"Now that I have moved back to Union City I am intending to open my house and community and invite people to come there to take part in writing seminars, story telling festivals, literature conferences and various events that celebrate children's literature."
Born Patricia Ann Barber in Lansing, Michigan, to parents of Russian and Ukrainian descent on one side and Irish on the other, Patricia Polacco grew up in both California and Michigan. Her school year was spent in Oakland, California, and summers in her beloved Michigan. She describes her family members as marvelous storytellers. "My fondest memories are of sitting around a stove or open fire, eating apples and popping corn while listening to the old ones tell glorious stories about their homeland and the past. We are tenacious traditionalists and sentimentalists.... With each retelling our stories gain a little more Umph!"
Studying in the United States and Australia, Patricia Polacco has earned an M.F.A. and a Ph. D. in art history, specializing in Russian and Greek painting, and iconographic history. She is a museum consultant on the restoration of icons. As a participant in many citizen exchange programs for writers and illustrators, Patricia Polacco has traveled extensively in Russia as well as other former Soviet republics. She continues to support programs that encourage Russo-American friendships and understanding. She is also deeply involved in inner-city projects here in the U.S. that promote the peaceful resolution of conflict and encourage art and literacy programs.
The mother of a grown son and a daughter, Patricia Polacco currently resides in Michigan, where she has a glorious old farm that was built during the time of Lincoln.
copyright © 2000 by Penguin Putnam Books for Young Readers. All rights reserved.
gjo50TexasAge: 55-65Gender: female5 Stars Out Of 5Outstanding example of Polocco's giftMarch 9, 2013gjo50TexasAge: 55-65Gender: femaleQuality: 5Value: 5Meets Expectations: 5This is the story of two Union soldiers who find each other, injured, on a battlefield in Georgia. Say is white and Pink is black. Pink carries Say to the home of Pink's mother to recover from his injuries. Pink and his mother's selfless gifts shine throughout the story. Pink's mother dies at the hands of marauders, then, when Pink and say are captured, Pink is hanged. This is not a picture book for early childhood.

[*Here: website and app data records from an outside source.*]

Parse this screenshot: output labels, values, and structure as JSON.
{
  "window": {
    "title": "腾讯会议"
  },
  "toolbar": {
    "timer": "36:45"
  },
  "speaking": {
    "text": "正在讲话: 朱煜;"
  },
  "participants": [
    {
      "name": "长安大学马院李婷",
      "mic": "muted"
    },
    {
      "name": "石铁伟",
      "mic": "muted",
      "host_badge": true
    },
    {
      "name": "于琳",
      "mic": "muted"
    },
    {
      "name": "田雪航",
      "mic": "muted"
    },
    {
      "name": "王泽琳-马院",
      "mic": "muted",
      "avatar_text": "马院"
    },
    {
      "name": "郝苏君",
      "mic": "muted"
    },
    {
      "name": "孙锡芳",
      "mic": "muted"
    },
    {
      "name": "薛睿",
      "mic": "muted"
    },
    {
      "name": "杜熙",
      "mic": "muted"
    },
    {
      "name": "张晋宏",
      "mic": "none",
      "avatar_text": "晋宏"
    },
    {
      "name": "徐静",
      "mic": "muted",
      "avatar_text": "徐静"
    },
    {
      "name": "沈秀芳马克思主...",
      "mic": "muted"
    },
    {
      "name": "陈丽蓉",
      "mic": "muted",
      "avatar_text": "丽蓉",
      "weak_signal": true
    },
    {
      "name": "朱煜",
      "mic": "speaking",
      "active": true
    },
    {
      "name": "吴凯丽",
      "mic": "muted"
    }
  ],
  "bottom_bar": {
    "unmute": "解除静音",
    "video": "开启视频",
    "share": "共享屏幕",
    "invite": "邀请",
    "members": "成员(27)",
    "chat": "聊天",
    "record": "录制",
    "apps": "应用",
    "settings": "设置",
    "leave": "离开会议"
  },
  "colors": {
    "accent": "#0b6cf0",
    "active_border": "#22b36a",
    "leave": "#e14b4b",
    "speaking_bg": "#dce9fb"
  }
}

This story gives early elementary students a close view of the war, inequality, and life during the late 1800s. It opens the door to discussions of racial inequality, but also reasons why Say never learned to read. It is heart rending and beautifully told through the voice of a descendant of Say. Everything Polacco writes is excellent, and this is an outstanding example of her gift. Though this is a second hand story, it is one handed down through Polocco's family, making it an excellent example of literary/narrative non-fiction.